Buried in the middle of Troy Renck’s latest Rockies notebook in the Denver Post is this sentence, accompanied by no other details: “Colorado also has interest in Angels starter Scott Kazmir, who had a disappointing season.”
First, calling what Kazmir did this year “a disappointing season” would be like calling me chubby. He had a 5.94 ERA in 28 starts and the one-time flamethrower walked nearly as many batters (79) as he struck out (93).
Second, if the Rockies truly have any kind of “interest” in Kazmir they can almost surely get him from the Angels.
Kazmir is owed $12 million next season and his contract also includes a $13.5 million option or $2.5 million buyout for 2012. Obviously if the Rockies called and offered to simply assume the remainder of Kazmir’s contract Angels general manager Tony Reagins would scream “yes!” before they even had a chance to finish the sentence.
The real question is how much of that $14.5 million Kazmir is still owed are the Rockies willing to assume? And if the answer is “not much” and they’d want the Angels to eat, say, $12.5 million of it, then are they willing to part with something resembling a useful prospect?
Oft-injured pitcher Josh Johnson is retiring from baseball, ESPN’s Jerry Crasnick is reporting.
Johnson, 32, hasn’t pitched in the majors since 2013. The right-hander underwent his third Tommy John surgery in September 2015 but wasn’t able to bounce back.
Johnson spent most of his career with the Marlins, but also pitched for the Blue Jays in the big leagues, as well as the Padres in the minors. He retires with a career 3.40 ERA, 915 strikeouts across 998 innings in the majors, and two All-Star nominations. Johnson led the National League with a 2.30 ERA in 2010, finishing fifth in NL Cy Young Award balloting. One wonders what he could have accomplished if he was able to stay healthy.
The Angels are nearing a multi-year deal with free agent third baseman Luis Valbuena, Jeff Fletcher of the Orange County Register reports. It’s believed to be a two-year contract with a third-year option.
Valbuena, 31, hit .260/.357/.459 with 13 home runs and 40 RBI in 342 plate appearances in 2016. He missed most of the second half with a hamstring injury, for which he underwent surgery in late August.
Valbuena has played a majority of his career at third base, but also has extensive experience at second base and has racked up innings at first base and shortstop as well.

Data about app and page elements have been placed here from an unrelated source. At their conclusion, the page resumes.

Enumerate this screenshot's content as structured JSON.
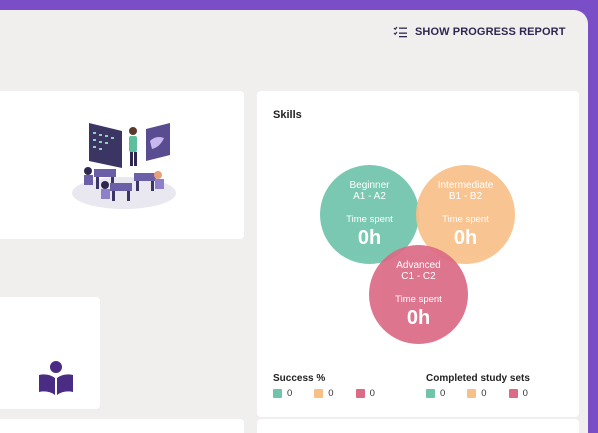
{
  "header": {
    "progress_report_label": "SHOW PROGRESS REPORT",
    "progress_report_icon": "list-check-icon"
  },
  "skills": {
    "title": "Skills",
    "levels": [
      {
        "name": "Beginner",
        "range": "A1 - A2",
        "time_label": "Time spent",
        "time_value": "0h",
        "color": "#6fc4ab"
      },
      {
        "name": "Intermediate",
        "range": "B1 - B2",
        "time_label": "Time spent",
        "time_value": "0h",
        "color": "#f8c089"
      },
      {
        "name": "Advanced",
        "range": "C1 - C2",
        "time_label": "Time spent",
        "time_value": "0h",
        "color": "#dc6a86"
      }
    ],
    "success": {
      "title": "Success %",
      "values": [
        "0",
        "0",
        "0"
      ]
    },
    "completed": {
      "title": "Completed study sets",
      "values": [
        "0",
        "0",
        "0"
      ]
    }
  },
  "icons": {
    "classroom": "classroom-illustration",
    "reader": "reader-book-icon"
  },
  "colors": {
    "background": "#7a4ec7",
    "panel": "#f1efed",
    "beginner": "#6fc4ab",
    "intermediate": "#f8c089",
    "advanced": "#dc6a86",
    "accent": "#4a2c84"
  }
}
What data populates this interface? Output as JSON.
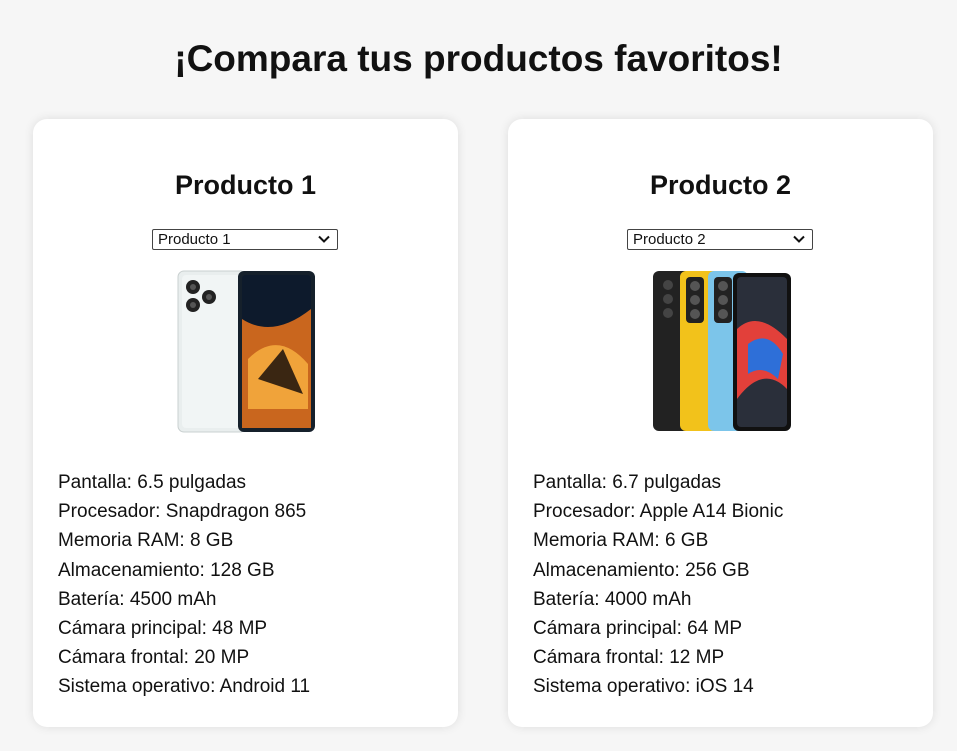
{
  "page": {
    "title": "¡Compara tus productos favoritos!"
  },
  "products": [
    {
      "heading": "Producto 1",
      "selected": "Producto 1",
      "specs": [
        "Pantalla: 6.5 pulgadas",
        "Procesador: Snapdragon 865",
        "Memoria RAM: 8 GB",
        "Almacenamiento: 128 GB",
        "Batería: 4500 mAh",
        "Cámara principal: 48 MP",
        "Cámara frontal: 20 MP",
        "Sistema operativo: Android 11"
      ]
    },
    {
      "heading": "Producto 2",
      "selected": "Producto 2",
      "specs": [
        "Pantalla: 6.7 pulgadas",
        "Procesador: Apple A14 Bionic",
        "Memoria RAM: 6 GB",
        "Almacenamiento: 256 GB",
        "Batería: 4000 mAh",
        "Cámara principal: 64 MP",
        "Cámara frontal: 12 MP",
        "Sistema operativo: iOS 14"
      ]
    }
  ],
  "colors": {
    "card_bg": "#ffffff",
    "page_bg": "#f6f6f6",
    "phone2_yellow": "#f2c21b",
    "phone2_blue": "#7cc5ea"
  }
}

He won’t play every day for the Angels, as Yunel Escobar lays claim to third base and C.J. Cron first base, but he will give them flexibility and a left-handed bat off the bench.